  • John Doe

    I didn’t even realize google did this until just now!! awesome! yes i’ve been in trouble a few times over my lifetime, and yes i was convicted. but we’re talking about misdemeanor (DUI’s and driving and suspendeds) and with the amount of mugshots sites out there (and newer sister sites popping up) it would of cost over a grand easily to remove them. when i recently searched my name and city and noticed the mugshots are no longer under google images (they used to be on the very top row) now even after scrolling down and click on ‘more images’ nowhere to be seen! Hat Tip google.
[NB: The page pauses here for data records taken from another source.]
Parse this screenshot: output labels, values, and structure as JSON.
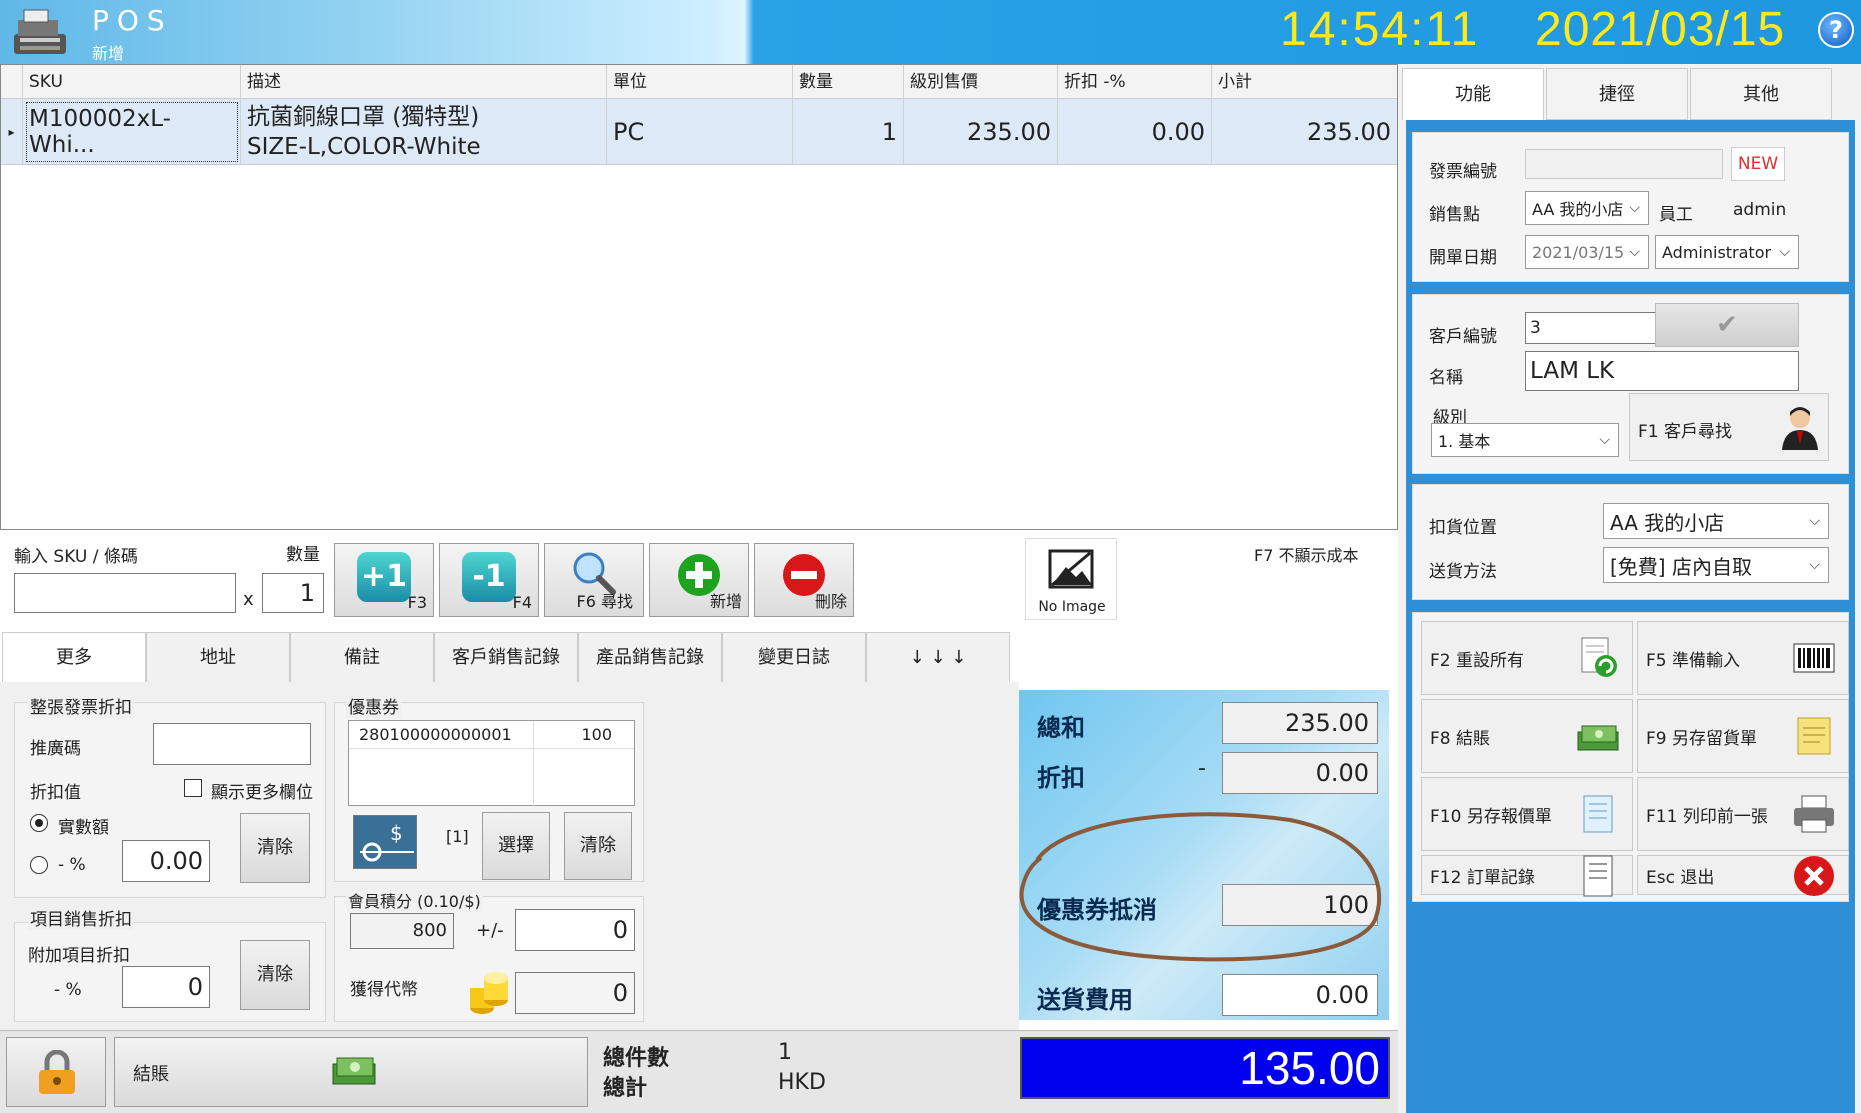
{
  "header": {
    "title": "POS",
    "subtitle": "新增",
    "time": "14:54:11",
    "date": "2021/03/15",
    "help": "?"
  },
  "grid": {
    "columns": [
      "SKU",
      "描述",
      "單位",
      "數量",
      "級別售價",
      "折扣 -%",
      "小計"
    ],
    "rows": [
      {
        "sku": "M100002xL-Whi...",
        "desc1": "抗菌銅線口罩 (獨特型)",
        "desc2": "SIZE-L,COLOR-White",
        "unit": "PC",
        "qty": "1",
        "price": "235.00",
        "discount": "0.00",
        "subtotal": "235.00"
      }
    ]
  },
  "entry": {
    "sku_label": "輸入 SKU / 條碼",
    "qty_label": "數量",
    "x": "x",
    "qty_value": "1",
    "btn_plus": "+1",
    "btn_plus_key": "F3",
    "btn_minus": "-1",
    "btn_minus_key": "F4",
    "btn_search": "F6 尋找",
    "btn_add": "新增",
    "btn_delete": "刪除",
    "no_image": "No Image",
    "cost_toggle": "F7 不顯示成本"
  },
  "tabs": [
    "更多",
    "地址",
    "備註",
    "客戶銷售記錄",
    "產品銷售記錄",
    "變更日誌",
    "↓ ↓ ↓"
  ],
  "more": {
    "invoice_discount_title": "整張發票折扣",
    "promo_code": "推廣碼",
    "discount_value": "折扣值",
    "show_more": "顯示更多欄位",
    "amount": "實數額",
    "percent": "- %",
    "discount_input": "0.00",
    "clear": "清除",
    "item_discount_title": "項目銷售折扣",
    "extra_item_discount": "附加項目折扣",
    "item_percent": "- %",
    "item_percent_value": "0",
    "clear2": "清除"
  },
  "coupon": {
    "title": "優惠券",
    "code": "280100000000001",
    "value": "100",
    "count": "[1]",
    "select": "選擇",
    "clear": "清除",
    "points_title": "會員積分 (0.10/$)",
    "points": "800",
    "plusminus": "+/-",
    "points_adj": "0",
    "tokens": "獲得代幣",
    "tokens_value": "0"
  },
  "totals": {
    "sum_label": "總和",
    "sum": "235.00",
    "disc_label": "折扣",
    "disc_sign": "-",
    "disc": "0.00",
    "coupon_label": "優惠券抵消",
    "coupon": "100",
    "ship_label": "送貨費用",
    "ship": "0.00",
    "grand": "135.00"
  },
  "bottom": {
    "checkout": "結賬",
    "count_label": "總件數",
    "count": "1",
    "total_label": "總計",
    "currency": "HKD"
  },
  "right": {
    "tabs": [
      "功能",
      "捷徑",
      "其他"
    ],
    "invoice_no": "發票編號",
    "new": "NEW",
    "shop": "銷售點",
    "shop_value": "AA 我的小店",
    "staff": "員工",
    "staff_value": "admin",
    "open_date": "開單日期",
    "open_date_value": "2021/03/15",
    "staff_select": "Administrator",
    "cust_no": "客戶編號",
    "cust_no_value": "3",
    "name": "名稱",
    "name_value": "LAM LK",
    "level": "級別",
    "level_value": "1. 基本",
    "cust_search": "F1  客戶尋找",
    "stock_loc": "扣貨位置",
    "stock_loc_value": "AA 我的小店",
    "delivery": "送貨方法",
    "delivery_value": "[免費] 店內自取",
    "fkeys": [
      {
        "label": "F2  重設所有"
      },
      {
        "label": "F5  準備輸入"
      },
      {
        "label": "F8  結賬"
      },
      {
        "label": "F9  另存留貨單"
      },
      {
        "label": "F10 另存報價單"
      },
      {
        "label": "F11  列印前一張"
      },
      {
        "label": "F12  訂單記錄"
      },
      {
        "label": "Esc  退出"
      }
    ]
  },
  "colors": {
    "clock": "#ffe81a",
    "grand_bg": "#0000ee",
    "annotation": "#8a5a3a"
  }
}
I agree that information should be public information, but thats what the local city sheriff websites are for to search on.

  • Ronald Reginald Douglas

    Yes Google made the right call. These lowlife scammers should be tarred and feathered while podcast. Then the public can pay $400 a pop to have a bb pellet shot at a body part of their choosing of the owners and operators of these sites. That would be money well spent.

  • http://www.williamforesmantallahassee.com/ William Foresman

    Google promotes mugshot photos. Bing and Yahoo do not.